Intelligent defense planning relies on requirements, tradeoffs, and a thorough evaluation of risk – not GDP – to determine need. As the type of political conversation starter envisioned by Admiral Mullen, the GDP-derived baseline proposal should help reinvigorate a much-needed debate over U.S. defense spending. But as a normative policy option, it seems clear that the proposal to tie defense spending to GDP is analytically underdeveloped, fiscally risky, and politically unviable. Strategy is all about matching limited resources to achieve carefully scrutinized and prioritized objectives. When there are more threats, you spend more. When there are fewer, you spend less. Smart strategy is about making choices, and keeping defense budgets arbitrarily high avoids the hard choices that must be made in this age of dangerous threats.
Pentagon planners covet expensive high-tech weaponry, but tying defense spending to GDP simply enables them to further delay tough choices about force structure and continue their current push for more research and procurement dollars going towards weaponry that may be useless in future Iraq-style conflicts.
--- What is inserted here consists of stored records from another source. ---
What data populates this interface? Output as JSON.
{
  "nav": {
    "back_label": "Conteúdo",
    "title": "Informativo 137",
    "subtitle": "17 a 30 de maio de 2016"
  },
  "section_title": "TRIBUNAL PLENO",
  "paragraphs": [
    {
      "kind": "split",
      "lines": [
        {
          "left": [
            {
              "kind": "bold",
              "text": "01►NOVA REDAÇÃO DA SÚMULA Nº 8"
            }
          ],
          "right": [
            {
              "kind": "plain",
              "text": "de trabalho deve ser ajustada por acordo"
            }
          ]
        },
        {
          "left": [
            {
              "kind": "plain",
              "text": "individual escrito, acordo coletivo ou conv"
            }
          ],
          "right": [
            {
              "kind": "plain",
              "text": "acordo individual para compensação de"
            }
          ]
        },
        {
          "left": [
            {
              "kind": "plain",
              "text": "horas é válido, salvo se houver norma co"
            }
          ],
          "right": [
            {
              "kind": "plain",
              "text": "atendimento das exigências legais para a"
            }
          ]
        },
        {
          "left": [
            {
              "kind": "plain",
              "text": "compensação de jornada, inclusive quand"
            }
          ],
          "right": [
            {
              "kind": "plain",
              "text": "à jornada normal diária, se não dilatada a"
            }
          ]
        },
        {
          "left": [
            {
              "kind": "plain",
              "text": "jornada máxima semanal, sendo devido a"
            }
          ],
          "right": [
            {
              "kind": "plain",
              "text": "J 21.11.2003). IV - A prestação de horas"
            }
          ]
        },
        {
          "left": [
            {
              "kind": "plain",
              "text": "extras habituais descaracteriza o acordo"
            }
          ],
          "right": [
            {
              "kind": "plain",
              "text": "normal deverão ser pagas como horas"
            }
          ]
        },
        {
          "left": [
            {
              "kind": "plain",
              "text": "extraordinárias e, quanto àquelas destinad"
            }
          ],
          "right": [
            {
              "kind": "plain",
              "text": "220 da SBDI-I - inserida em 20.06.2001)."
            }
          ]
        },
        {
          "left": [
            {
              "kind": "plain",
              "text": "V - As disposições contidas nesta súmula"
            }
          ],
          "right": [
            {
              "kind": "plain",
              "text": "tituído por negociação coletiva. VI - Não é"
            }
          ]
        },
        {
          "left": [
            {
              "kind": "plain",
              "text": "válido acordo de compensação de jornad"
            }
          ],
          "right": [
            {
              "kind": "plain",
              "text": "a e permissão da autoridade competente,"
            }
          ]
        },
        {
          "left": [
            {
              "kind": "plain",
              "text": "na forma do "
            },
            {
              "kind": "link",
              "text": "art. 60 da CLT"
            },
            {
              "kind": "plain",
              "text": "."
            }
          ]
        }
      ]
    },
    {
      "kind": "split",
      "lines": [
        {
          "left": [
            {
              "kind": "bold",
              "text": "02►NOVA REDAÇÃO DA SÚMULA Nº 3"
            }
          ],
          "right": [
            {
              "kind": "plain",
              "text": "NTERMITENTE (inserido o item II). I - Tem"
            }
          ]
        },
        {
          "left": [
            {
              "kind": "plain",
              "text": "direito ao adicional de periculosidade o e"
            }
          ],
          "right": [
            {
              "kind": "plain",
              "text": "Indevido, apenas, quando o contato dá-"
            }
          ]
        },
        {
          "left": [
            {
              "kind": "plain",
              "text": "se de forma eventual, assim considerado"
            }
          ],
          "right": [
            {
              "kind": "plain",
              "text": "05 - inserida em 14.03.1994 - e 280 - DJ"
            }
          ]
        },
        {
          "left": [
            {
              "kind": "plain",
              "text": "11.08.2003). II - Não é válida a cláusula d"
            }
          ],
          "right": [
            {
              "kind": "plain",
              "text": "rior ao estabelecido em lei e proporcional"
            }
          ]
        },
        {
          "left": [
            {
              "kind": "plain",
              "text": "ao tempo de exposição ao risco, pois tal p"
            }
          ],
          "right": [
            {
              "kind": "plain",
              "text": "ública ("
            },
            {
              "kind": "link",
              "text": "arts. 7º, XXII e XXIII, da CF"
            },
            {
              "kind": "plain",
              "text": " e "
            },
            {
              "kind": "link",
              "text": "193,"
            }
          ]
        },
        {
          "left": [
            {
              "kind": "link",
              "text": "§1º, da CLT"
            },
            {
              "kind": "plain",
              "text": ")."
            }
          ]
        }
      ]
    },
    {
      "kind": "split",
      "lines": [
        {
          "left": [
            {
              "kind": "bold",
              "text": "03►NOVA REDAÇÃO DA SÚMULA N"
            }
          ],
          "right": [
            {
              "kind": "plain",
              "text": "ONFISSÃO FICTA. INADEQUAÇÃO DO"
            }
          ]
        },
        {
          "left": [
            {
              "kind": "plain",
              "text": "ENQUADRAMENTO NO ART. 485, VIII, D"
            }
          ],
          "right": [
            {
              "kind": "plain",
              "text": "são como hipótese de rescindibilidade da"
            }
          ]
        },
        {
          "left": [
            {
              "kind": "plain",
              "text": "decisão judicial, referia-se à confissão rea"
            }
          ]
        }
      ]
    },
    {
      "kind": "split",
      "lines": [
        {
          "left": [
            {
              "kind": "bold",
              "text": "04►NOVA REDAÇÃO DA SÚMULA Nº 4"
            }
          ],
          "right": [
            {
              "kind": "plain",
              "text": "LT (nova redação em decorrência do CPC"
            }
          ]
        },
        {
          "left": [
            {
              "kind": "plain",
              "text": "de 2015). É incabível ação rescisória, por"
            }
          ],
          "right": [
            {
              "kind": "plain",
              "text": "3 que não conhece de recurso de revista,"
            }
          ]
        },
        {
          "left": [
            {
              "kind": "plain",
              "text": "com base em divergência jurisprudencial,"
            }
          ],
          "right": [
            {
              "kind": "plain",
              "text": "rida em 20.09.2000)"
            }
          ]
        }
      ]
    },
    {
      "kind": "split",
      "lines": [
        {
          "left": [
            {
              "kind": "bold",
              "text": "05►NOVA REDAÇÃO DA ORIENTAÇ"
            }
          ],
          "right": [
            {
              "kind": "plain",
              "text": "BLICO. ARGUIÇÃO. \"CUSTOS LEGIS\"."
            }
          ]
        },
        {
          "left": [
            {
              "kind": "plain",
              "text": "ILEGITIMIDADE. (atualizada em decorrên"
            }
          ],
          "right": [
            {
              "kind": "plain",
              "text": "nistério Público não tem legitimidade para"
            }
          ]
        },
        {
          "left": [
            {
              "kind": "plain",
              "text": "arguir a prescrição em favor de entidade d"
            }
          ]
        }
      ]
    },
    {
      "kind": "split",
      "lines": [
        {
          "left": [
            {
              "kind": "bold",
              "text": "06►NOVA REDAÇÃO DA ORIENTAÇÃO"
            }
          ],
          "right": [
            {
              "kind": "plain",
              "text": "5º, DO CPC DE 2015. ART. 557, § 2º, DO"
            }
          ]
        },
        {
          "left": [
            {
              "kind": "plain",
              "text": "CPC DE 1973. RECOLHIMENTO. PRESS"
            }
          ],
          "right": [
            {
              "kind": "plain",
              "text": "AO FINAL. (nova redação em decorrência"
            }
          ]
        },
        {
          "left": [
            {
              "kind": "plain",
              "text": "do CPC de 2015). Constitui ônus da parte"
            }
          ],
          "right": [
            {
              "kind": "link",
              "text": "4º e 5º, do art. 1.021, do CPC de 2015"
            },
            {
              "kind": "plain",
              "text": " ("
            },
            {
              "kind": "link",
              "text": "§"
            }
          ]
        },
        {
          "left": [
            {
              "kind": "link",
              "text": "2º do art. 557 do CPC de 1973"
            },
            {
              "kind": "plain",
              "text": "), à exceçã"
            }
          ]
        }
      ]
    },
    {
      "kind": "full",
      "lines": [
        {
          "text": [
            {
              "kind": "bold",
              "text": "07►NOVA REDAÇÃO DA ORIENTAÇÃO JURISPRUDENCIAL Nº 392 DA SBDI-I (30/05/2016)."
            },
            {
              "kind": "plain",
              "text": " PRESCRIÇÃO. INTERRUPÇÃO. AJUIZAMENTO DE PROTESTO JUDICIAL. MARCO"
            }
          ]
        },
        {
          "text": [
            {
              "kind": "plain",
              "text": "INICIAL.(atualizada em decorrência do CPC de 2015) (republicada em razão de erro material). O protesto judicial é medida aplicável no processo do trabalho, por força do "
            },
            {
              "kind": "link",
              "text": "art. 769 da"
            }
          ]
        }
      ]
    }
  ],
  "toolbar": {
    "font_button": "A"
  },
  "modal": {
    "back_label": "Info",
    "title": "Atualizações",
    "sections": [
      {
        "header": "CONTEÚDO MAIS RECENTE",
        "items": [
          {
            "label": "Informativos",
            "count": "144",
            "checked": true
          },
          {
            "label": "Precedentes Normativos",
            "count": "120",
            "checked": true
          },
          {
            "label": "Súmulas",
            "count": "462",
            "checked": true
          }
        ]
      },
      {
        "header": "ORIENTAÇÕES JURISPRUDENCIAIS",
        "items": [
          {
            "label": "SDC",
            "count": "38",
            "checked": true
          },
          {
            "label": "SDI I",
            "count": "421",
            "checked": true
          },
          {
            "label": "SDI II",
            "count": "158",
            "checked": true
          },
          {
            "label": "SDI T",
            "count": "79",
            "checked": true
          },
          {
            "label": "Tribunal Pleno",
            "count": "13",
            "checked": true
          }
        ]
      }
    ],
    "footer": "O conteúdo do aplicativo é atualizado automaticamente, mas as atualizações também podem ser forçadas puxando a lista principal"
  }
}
As Secretary Gates outlined in his call last year for bolstering America’s “soft power,” investing in better intelligence, diplomacy, humanitarian assistance, and nonproliferation programs would go a long way to achieving the goal of a stronger, more secure America.
Defense spending should remain subject to budgetary survival of the fittest. If the Pentagon can make the case that the threats the country faces justify larger budgets, then larger budgets should be allocated. But pegging defense spending to GDP gives the Pentagon and defense contractors a free pass and curtails lively and transparent national debate.
1. John Bennett, “U.S. House Panel Questions DoD Spending Estimates,” Defense News (February 27, 2008).
2. Bennett, “Mullen: 4% of GDP Needed for Military,” Defense News (December 3, 2007).
3. Office of Management and Budget (OMB), FY 2009 Historical Tables (Table 6.1), adjusted for inflation using OMB GDP deflator (Table 10.1).
4. International Institute for Strategic Studies, The Military Balance 2008 (London: Routledge, 2008), 443-50.
5. Robert Hormats, The Price of Liberty (New York: Times Books, 2007), 271.